*** Dataset records ***

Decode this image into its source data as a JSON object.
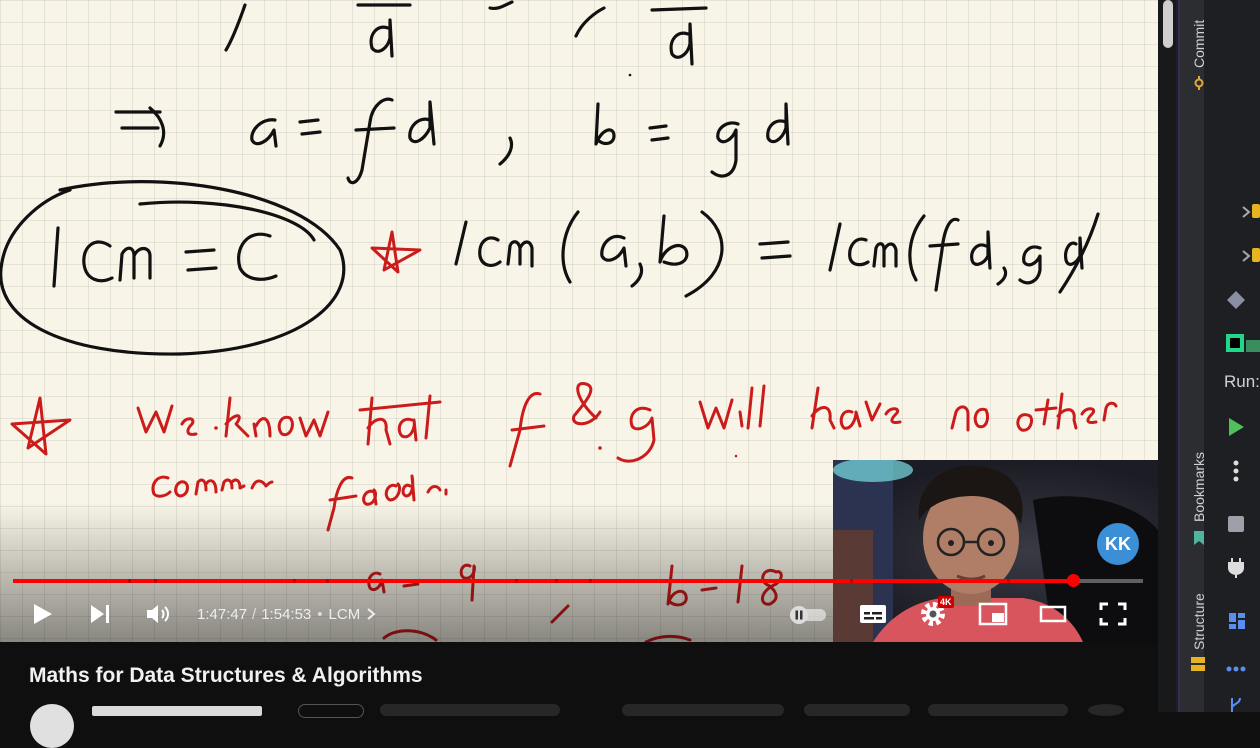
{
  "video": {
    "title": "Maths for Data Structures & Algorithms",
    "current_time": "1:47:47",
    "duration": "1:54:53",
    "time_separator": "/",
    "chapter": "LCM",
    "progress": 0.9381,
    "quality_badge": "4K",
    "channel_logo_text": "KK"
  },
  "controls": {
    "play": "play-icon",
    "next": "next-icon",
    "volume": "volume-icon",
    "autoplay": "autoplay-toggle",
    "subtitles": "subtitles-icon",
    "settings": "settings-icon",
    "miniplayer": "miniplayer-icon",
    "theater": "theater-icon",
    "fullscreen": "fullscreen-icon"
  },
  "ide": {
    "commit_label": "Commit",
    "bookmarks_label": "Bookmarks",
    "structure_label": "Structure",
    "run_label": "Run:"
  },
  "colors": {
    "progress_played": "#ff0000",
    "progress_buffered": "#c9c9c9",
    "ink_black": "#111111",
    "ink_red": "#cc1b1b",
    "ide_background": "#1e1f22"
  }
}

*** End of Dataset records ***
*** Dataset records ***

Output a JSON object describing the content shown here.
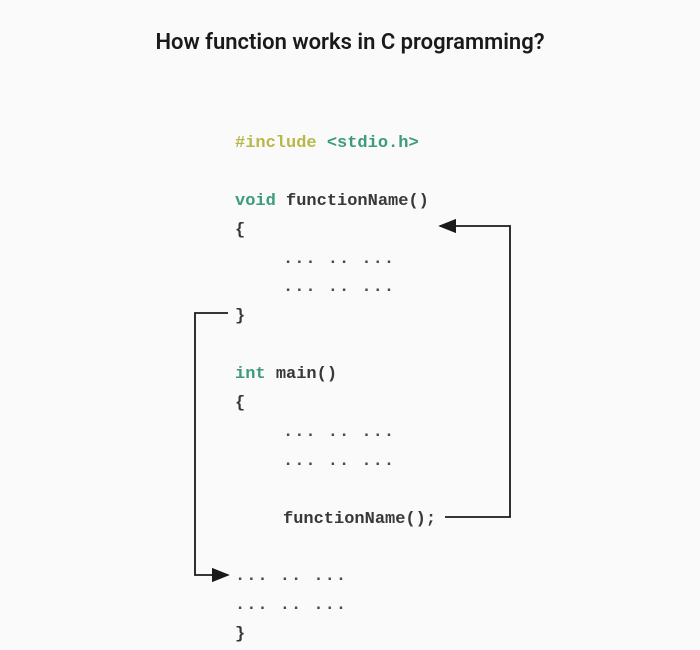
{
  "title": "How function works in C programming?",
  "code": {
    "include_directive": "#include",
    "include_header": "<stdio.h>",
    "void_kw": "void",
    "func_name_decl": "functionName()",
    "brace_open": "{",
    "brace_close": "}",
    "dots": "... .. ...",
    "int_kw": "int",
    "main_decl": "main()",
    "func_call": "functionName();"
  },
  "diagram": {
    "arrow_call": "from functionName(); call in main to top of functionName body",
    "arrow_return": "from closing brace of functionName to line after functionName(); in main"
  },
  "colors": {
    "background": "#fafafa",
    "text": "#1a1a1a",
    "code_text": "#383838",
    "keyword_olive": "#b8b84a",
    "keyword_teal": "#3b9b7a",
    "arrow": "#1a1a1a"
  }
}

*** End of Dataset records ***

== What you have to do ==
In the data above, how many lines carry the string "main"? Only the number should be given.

== Result for this exercise ==
3